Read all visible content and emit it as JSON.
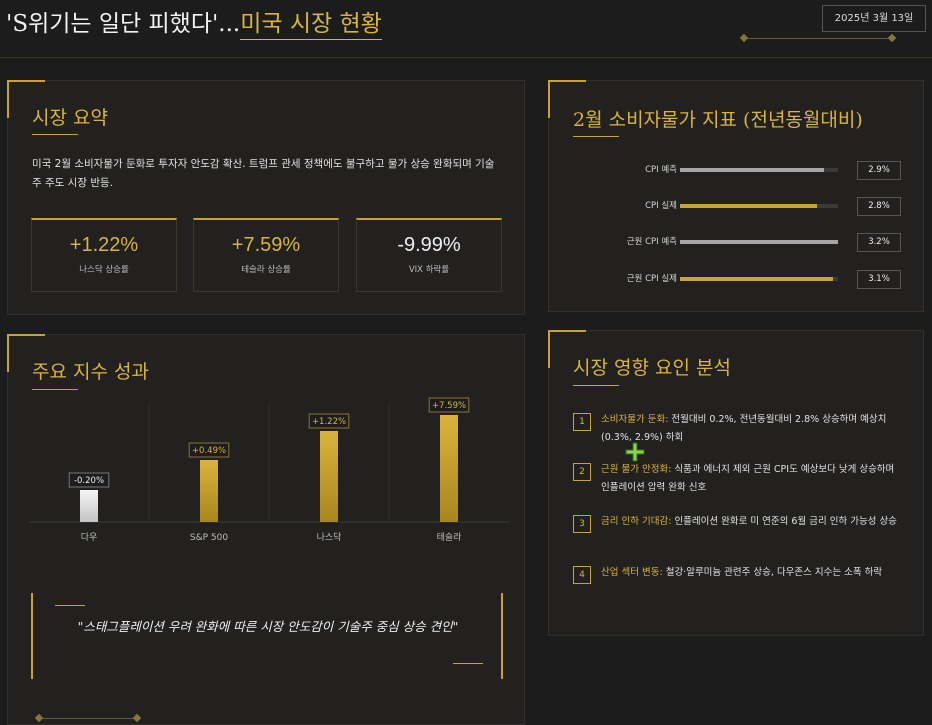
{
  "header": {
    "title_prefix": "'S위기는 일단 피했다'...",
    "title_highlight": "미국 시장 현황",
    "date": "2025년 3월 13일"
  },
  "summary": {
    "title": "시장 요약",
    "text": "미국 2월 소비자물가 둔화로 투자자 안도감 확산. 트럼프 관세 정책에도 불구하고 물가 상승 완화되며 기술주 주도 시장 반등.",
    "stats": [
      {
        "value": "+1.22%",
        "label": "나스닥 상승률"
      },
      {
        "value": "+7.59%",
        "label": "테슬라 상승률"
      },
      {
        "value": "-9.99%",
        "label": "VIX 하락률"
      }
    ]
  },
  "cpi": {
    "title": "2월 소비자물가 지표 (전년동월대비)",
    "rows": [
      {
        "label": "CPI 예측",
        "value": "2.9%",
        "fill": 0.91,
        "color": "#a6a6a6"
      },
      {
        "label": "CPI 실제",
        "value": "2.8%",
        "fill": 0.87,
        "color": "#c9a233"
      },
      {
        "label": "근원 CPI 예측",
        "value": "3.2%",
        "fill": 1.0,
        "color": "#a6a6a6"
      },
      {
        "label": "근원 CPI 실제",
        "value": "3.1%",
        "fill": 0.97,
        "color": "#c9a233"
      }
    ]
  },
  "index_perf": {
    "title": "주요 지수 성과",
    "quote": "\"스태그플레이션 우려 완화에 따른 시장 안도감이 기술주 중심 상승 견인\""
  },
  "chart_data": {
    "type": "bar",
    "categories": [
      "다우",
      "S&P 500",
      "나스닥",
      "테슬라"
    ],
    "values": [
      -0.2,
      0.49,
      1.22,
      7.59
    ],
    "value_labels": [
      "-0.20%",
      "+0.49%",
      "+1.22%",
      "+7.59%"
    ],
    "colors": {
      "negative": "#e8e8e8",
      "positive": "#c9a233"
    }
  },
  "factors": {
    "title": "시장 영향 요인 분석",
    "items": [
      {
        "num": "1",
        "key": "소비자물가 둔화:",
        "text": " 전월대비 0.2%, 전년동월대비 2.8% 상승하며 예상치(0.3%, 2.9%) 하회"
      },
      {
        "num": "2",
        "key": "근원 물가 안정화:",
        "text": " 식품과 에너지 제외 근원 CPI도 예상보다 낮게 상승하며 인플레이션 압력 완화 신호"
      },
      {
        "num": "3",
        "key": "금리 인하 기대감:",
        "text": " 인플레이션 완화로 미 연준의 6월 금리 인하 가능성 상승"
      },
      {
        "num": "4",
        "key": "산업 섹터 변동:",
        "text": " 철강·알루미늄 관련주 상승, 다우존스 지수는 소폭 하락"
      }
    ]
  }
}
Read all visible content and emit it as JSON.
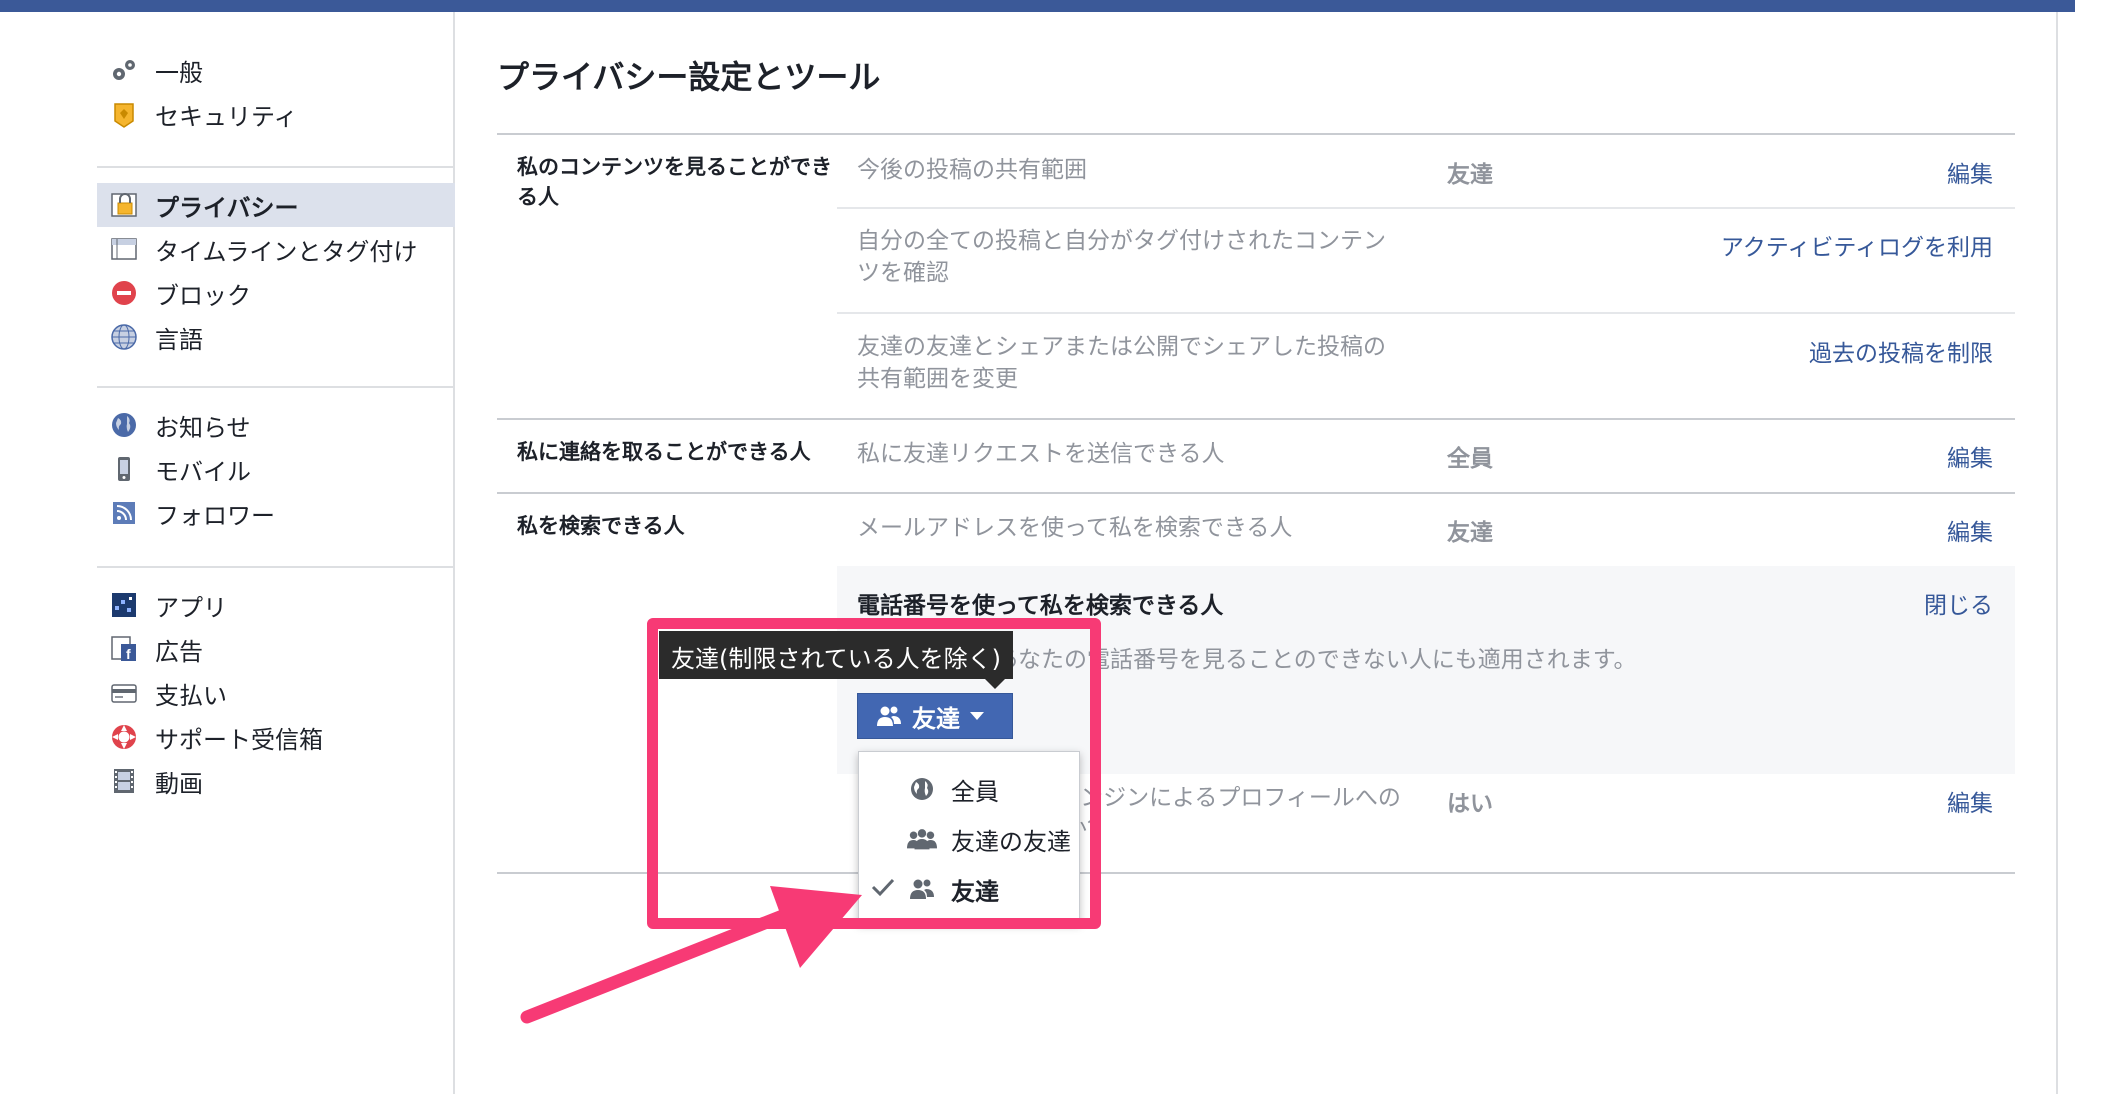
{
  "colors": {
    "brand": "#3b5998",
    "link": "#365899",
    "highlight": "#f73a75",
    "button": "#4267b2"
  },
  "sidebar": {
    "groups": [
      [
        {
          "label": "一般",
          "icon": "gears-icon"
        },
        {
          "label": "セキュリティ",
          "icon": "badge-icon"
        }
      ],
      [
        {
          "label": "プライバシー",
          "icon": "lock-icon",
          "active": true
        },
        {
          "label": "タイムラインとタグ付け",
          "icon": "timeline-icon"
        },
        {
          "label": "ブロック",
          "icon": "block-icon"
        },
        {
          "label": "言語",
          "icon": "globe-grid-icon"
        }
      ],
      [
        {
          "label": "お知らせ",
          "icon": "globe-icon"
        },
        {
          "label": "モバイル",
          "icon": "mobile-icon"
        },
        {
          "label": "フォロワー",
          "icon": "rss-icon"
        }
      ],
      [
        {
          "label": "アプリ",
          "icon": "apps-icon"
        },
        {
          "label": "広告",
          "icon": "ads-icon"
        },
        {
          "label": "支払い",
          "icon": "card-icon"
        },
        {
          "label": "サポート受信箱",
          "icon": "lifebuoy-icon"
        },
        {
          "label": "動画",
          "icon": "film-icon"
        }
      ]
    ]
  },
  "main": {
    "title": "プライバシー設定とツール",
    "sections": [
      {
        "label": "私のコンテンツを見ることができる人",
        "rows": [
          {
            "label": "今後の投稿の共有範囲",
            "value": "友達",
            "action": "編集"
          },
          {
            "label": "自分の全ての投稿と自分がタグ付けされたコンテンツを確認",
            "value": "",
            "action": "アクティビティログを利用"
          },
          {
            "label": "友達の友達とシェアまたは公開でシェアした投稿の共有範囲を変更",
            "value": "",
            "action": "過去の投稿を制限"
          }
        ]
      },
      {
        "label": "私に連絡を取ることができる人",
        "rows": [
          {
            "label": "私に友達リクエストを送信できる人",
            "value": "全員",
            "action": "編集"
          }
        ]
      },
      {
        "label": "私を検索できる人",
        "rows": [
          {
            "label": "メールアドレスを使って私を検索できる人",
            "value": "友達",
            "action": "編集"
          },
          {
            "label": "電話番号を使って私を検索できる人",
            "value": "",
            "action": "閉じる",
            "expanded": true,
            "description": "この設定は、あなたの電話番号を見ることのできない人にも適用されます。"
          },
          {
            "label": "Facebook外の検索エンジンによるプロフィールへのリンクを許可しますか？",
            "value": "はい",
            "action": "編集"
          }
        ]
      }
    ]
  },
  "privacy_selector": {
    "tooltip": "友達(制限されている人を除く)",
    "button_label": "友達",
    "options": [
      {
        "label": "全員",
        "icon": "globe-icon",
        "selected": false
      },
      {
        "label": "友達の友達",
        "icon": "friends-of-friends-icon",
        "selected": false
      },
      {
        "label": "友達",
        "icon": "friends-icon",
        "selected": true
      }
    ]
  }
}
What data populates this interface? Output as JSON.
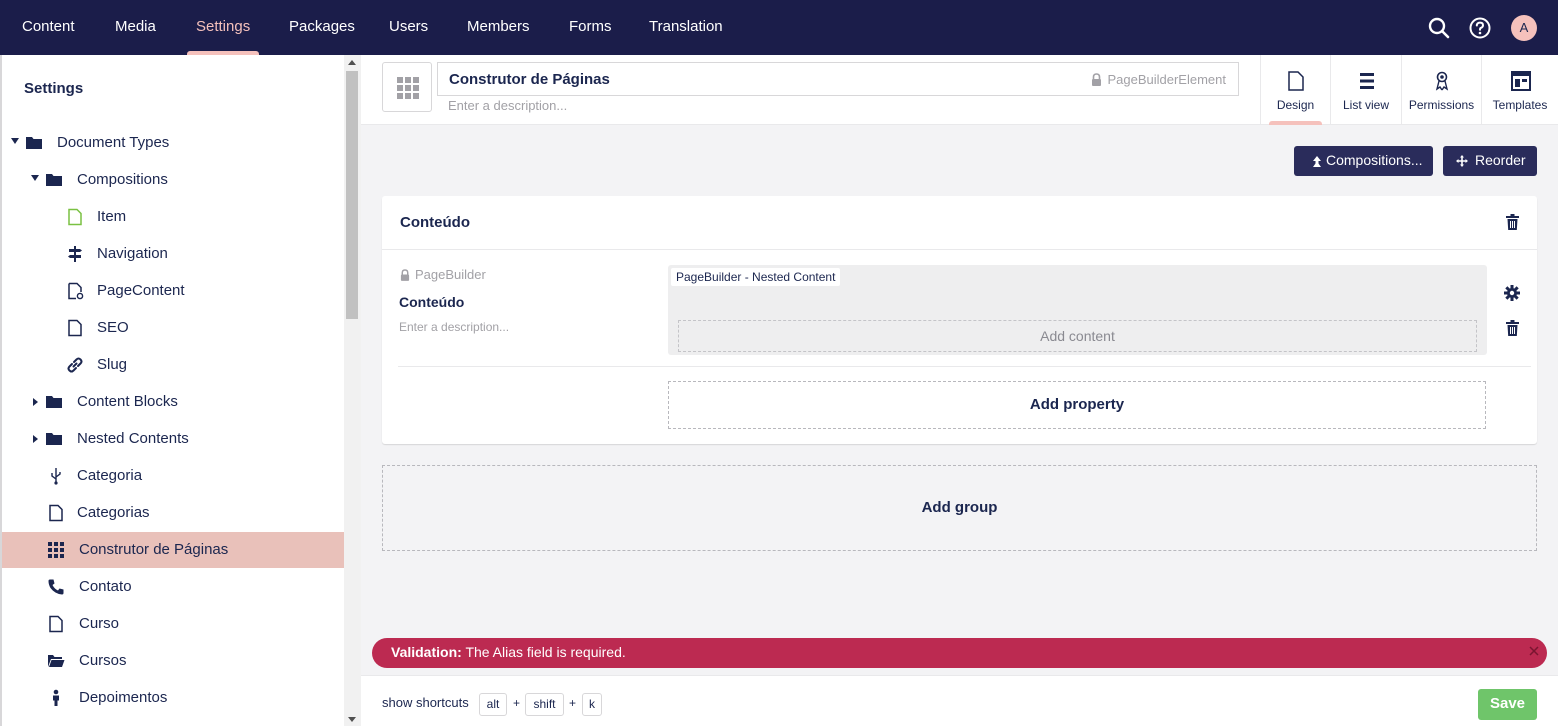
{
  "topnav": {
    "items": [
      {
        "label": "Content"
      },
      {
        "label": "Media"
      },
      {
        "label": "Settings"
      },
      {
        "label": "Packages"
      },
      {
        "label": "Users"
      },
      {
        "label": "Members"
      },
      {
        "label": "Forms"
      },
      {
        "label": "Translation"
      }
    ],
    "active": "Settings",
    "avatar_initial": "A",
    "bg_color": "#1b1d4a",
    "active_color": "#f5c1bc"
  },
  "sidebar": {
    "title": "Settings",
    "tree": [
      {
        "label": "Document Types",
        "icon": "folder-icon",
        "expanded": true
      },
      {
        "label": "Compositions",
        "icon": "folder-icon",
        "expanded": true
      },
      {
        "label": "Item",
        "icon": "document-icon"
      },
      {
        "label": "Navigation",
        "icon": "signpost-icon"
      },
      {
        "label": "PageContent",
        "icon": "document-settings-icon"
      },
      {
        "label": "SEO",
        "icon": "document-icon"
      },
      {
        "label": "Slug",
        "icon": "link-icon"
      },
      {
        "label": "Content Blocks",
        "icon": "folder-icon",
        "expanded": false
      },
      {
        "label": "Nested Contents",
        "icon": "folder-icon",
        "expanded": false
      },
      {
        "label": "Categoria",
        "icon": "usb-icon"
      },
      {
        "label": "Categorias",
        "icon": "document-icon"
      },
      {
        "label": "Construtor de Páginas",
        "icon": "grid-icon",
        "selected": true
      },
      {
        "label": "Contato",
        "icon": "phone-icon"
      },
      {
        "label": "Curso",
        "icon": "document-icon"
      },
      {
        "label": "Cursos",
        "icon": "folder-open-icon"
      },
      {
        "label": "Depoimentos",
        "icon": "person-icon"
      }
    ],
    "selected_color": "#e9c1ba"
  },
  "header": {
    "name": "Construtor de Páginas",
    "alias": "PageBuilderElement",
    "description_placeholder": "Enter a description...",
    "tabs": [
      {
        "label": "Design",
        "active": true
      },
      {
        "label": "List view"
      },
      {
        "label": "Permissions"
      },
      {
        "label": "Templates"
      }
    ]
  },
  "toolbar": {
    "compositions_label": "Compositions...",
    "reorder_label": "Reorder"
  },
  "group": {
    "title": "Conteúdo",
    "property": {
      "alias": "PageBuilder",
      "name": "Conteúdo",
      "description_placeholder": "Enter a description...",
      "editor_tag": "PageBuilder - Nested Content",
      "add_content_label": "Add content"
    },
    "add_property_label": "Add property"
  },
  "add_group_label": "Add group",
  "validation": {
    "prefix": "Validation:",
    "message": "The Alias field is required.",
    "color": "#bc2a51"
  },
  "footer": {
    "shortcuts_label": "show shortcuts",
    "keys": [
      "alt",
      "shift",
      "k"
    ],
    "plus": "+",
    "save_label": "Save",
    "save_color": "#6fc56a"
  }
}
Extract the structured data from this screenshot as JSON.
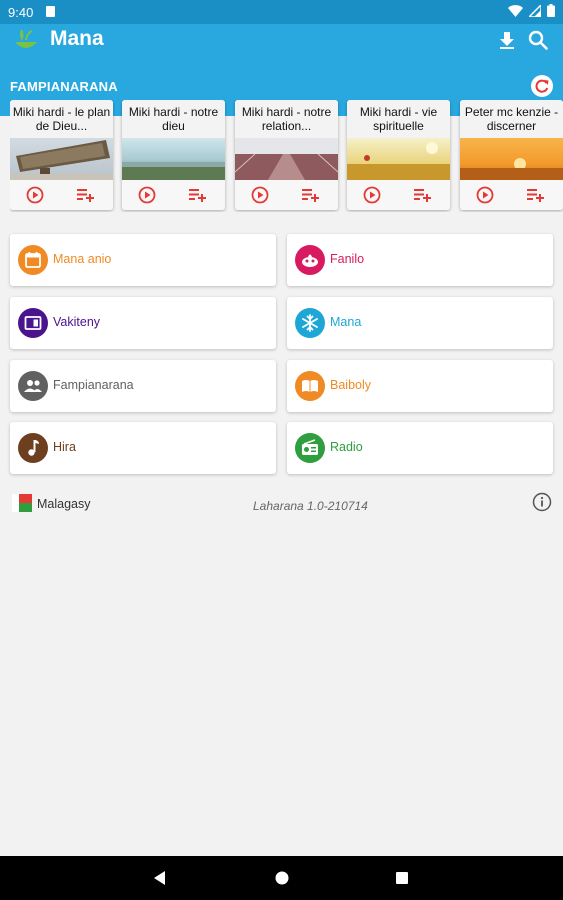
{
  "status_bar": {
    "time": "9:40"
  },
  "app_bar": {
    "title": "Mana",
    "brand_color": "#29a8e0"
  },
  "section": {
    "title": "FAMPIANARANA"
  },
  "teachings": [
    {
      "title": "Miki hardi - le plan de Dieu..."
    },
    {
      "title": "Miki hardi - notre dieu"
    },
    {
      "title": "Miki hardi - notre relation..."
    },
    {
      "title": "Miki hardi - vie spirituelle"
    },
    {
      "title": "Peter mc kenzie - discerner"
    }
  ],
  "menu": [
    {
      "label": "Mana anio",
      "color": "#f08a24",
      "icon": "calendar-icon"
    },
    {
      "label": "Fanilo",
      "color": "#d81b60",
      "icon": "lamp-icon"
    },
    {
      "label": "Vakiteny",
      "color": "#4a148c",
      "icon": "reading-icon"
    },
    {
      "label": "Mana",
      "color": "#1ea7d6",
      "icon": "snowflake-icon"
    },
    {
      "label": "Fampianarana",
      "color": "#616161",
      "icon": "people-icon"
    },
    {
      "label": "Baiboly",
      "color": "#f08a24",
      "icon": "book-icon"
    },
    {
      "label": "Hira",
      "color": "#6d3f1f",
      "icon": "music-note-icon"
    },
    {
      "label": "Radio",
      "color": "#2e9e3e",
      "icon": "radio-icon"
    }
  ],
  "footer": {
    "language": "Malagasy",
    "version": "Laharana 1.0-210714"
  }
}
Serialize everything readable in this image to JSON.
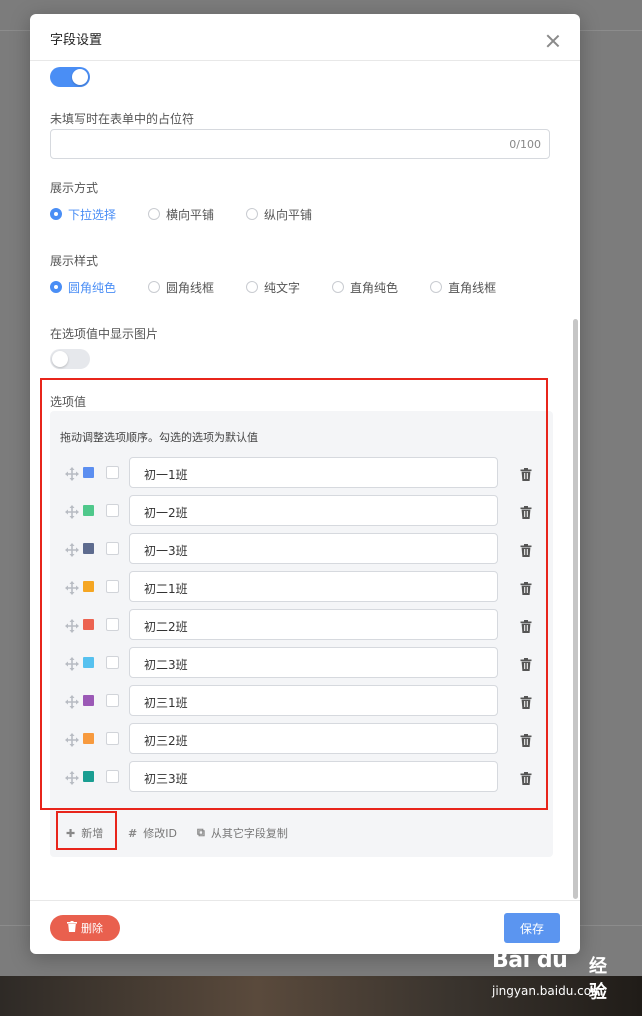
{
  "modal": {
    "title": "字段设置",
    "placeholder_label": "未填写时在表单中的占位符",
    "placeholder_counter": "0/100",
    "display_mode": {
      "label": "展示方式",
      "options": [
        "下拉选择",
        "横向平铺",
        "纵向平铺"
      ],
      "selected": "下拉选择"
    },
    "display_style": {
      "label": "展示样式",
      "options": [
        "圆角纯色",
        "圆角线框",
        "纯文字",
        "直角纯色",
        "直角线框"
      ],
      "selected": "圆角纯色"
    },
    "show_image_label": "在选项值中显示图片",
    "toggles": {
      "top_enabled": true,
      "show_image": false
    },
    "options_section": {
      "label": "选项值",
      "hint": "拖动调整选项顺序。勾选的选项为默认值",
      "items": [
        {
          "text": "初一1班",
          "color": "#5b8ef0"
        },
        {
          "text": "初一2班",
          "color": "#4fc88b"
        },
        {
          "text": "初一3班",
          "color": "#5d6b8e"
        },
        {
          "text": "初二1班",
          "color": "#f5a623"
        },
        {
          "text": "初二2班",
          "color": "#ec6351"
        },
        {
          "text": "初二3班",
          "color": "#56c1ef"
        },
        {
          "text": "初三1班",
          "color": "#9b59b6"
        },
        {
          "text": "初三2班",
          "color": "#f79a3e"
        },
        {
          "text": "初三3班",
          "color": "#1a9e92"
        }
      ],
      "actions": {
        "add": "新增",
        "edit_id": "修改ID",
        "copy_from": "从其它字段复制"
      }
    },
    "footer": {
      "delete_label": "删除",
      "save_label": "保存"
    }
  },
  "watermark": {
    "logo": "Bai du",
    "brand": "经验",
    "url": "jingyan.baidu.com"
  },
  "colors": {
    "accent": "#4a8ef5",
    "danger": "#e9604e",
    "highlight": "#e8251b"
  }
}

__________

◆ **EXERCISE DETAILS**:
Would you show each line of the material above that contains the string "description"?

◆ **FINAL ANSWER**:
            "description": "この設定は、あなたの電話番号を見ることのできない人にも適用されます。"
    "description_placeholder": "Enter a description...",
      "description_placeholder": "Enter a description...",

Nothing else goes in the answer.